◆ About this task ◆
The records follow. Filter them to the lines that hold "data".

[[ Exercise inputs, beginning ]]

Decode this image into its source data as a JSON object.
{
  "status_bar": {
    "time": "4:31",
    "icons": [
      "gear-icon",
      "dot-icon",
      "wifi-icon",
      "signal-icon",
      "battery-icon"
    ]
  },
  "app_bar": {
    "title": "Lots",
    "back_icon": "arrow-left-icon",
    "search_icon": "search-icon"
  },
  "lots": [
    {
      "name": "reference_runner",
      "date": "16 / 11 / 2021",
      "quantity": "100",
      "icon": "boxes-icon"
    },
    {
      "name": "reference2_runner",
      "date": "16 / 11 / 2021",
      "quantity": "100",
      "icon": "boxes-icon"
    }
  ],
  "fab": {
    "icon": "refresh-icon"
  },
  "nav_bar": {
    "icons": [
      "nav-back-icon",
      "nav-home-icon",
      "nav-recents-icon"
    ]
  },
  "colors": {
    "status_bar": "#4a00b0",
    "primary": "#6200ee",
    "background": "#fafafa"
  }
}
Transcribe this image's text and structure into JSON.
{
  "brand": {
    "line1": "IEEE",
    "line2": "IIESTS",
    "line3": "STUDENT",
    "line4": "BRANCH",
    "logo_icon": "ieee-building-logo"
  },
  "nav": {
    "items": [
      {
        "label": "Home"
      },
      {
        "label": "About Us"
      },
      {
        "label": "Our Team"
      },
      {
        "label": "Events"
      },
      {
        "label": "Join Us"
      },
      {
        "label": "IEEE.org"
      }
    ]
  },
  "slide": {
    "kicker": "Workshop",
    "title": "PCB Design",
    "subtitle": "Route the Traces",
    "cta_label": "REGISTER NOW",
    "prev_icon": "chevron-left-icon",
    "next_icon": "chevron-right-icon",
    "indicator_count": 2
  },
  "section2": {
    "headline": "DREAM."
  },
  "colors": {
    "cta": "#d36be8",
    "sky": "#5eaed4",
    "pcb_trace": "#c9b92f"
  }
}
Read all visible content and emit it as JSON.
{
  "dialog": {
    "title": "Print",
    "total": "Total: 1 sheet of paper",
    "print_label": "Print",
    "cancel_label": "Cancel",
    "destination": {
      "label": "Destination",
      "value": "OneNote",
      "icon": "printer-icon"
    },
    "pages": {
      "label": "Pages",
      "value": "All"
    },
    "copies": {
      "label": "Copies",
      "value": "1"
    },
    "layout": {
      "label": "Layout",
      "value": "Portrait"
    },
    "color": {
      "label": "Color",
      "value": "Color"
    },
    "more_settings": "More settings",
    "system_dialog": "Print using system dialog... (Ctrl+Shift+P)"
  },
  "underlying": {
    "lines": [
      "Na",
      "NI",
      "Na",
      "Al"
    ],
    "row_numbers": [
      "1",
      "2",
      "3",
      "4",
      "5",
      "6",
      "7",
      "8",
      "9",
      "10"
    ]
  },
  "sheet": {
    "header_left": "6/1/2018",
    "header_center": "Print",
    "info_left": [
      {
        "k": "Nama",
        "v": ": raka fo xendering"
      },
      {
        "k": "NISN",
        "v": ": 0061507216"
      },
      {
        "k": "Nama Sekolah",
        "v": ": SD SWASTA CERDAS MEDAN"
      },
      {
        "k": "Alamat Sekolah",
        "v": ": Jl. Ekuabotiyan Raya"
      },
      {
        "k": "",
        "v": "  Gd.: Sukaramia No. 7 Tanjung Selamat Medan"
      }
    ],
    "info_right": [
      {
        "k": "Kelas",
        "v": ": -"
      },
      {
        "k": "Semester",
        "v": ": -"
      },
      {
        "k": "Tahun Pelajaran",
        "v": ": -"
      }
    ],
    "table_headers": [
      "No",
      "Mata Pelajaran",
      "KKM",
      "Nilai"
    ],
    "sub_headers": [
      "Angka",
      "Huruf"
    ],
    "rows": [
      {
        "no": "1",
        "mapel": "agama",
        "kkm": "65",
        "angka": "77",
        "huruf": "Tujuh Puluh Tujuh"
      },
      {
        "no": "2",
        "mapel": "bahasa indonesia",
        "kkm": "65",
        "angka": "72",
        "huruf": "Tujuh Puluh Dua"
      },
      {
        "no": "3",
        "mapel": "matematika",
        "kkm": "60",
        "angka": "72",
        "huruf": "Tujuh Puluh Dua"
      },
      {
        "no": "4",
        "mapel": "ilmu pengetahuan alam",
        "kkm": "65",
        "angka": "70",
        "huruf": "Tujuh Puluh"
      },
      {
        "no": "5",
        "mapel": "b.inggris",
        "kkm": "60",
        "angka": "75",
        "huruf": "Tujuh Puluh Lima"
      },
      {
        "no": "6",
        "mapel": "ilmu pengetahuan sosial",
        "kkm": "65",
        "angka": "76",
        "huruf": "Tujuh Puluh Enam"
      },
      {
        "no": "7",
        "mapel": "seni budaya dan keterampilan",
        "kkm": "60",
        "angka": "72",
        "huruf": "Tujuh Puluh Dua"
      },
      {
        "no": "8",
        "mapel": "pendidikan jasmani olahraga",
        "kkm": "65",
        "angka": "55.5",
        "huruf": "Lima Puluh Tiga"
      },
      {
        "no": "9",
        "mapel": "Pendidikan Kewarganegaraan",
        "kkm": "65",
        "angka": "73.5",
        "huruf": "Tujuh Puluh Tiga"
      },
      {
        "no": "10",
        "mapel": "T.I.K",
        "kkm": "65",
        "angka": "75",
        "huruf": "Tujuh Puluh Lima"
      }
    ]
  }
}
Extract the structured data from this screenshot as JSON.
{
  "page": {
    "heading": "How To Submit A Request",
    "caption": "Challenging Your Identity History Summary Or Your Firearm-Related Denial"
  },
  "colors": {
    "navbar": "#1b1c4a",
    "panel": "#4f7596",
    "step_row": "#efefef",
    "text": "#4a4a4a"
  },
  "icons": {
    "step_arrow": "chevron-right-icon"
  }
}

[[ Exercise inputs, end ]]

◆ Answer section ◆
Decode this image into its source data as a JSON object.
Extract the structured data from this screenshot as JSON.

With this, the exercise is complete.